#### Work to complete:
Find every line below where the string "token" shows up, and copy those lines.

#### Record excerpts:
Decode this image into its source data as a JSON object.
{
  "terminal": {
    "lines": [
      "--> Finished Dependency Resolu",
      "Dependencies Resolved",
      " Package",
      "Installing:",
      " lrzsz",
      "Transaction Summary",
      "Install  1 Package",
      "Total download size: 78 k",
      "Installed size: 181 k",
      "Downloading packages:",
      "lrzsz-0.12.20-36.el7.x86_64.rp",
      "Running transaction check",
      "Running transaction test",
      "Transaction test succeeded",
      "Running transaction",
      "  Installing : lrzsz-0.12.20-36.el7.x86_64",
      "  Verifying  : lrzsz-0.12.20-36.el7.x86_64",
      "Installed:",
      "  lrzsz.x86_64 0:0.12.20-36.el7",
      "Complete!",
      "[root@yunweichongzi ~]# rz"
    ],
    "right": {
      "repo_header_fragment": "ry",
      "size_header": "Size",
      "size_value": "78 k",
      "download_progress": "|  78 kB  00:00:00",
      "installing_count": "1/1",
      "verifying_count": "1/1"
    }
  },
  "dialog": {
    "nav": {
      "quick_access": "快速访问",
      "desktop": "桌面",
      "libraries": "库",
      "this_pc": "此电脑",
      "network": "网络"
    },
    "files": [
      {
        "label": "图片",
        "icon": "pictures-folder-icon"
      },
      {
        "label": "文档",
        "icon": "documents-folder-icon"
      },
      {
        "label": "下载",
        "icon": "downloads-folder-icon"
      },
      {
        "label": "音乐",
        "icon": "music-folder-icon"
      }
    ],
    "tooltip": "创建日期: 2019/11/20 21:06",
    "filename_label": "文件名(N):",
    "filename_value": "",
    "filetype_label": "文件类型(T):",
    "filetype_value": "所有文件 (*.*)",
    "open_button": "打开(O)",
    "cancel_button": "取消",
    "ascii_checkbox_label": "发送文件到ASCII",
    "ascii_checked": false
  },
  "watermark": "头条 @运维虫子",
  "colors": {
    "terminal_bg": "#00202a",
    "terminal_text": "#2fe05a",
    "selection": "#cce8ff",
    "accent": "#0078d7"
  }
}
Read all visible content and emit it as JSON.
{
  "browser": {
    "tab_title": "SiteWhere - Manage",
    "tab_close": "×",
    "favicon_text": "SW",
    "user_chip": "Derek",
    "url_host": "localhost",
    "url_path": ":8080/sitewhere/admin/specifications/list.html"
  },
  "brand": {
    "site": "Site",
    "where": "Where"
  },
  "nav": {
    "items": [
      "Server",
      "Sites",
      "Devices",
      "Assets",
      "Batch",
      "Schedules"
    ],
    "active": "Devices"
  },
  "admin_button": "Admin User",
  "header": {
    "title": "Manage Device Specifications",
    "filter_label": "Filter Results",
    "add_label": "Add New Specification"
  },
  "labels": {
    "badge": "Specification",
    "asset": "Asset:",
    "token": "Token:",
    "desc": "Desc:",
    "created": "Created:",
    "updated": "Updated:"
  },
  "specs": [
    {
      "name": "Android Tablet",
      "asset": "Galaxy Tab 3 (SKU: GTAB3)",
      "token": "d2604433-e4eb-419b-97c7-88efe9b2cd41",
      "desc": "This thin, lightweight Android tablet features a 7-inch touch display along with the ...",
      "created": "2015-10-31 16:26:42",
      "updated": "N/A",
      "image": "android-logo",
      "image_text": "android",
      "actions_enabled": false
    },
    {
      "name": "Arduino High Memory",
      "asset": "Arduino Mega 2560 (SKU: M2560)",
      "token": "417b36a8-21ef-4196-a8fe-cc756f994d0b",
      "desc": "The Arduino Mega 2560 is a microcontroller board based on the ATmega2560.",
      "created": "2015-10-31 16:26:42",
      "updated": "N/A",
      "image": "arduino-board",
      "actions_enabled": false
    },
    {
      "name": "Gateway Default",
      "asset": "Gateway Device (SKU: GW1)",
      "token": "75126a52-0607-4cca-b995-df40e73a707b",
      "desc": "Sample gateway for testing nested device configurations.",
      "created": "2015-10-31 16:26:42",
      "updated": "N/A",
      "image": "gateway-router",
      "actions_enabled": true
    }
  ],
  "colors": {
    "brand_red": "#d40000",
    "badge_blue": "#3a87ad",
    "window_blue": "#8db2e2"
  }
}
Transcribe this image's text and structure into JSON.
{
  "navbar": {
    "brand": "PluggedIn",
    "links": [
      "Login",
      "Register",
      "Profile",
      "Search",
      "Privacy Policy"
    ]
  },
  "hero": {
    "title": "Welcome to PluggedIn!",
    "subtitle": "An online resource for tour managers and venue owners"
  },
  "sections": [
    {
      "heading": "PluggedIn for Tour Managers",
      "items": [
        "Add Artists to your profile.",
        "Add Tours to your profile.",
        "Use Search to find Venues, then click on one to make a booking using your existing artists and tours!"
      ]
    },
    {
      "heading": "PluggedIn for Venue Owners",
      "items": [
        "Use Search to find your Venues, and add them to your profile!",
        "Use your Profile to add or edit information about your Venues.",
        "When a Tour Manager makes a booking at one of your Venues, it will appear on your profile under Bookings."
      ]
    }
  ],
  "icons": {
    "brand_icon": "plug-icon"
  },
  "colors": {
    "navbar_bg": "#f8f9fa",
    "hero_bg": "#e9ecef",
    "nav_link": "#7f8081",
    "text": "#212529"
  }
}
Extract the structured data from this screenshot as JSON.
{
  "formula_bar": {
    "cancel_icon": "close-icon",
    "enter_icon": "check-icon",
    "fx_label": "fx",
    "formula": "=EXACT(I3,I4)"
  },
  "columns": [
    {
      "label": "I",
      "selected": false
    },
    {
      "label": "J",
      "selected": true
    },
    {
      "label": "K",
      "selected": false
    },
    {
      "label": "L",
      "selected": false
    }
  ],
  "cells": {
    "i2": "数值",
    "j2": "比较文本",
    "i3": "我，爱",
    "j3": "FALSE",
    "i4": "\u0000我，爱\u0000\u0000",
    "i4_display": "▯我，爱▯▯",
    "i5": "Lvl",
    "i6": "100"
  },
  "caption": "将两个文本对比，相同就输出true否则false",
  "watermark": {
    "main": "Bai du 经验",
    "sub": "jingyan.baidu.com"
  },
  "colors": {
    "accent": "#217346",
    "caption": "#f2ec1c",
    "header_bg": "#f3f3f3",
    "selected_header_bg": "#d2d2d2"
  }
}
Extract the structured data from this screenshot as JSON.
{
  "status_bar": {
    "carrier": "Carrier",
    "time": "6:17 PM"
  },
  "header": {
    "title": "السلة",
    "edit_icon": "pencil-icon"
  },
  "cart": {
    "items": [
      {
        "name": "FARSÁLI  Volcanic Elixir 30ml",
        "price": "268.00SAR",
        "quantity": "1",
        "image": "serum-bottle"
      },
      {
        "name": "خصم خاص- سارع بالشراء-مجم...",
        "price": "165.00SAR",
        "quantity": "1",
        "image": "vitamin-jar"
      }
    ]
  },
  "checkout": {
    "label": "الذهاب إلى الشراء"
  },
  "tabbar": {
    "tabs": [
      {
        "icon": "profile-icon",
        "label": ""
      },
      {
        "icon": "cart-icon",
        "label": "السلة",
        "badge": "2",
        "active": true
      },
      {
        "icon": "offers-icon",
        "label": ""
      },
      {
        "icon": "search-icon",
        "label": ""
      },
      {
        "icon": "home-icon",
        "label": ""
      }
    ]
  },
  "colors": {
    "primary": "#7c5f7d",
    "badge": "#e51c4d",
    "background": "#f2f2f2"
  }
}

#### Response to this exercise:
    "token": "Token:",
      "token": "d2604433-e4eb-419b-97c7-88efe9b2cd41",
      "token": "417b36a8-21ef-4196-a8fe-cc756f994d0b",
      "token": "75126a52-0607-4cca-b995-df40e73a707b",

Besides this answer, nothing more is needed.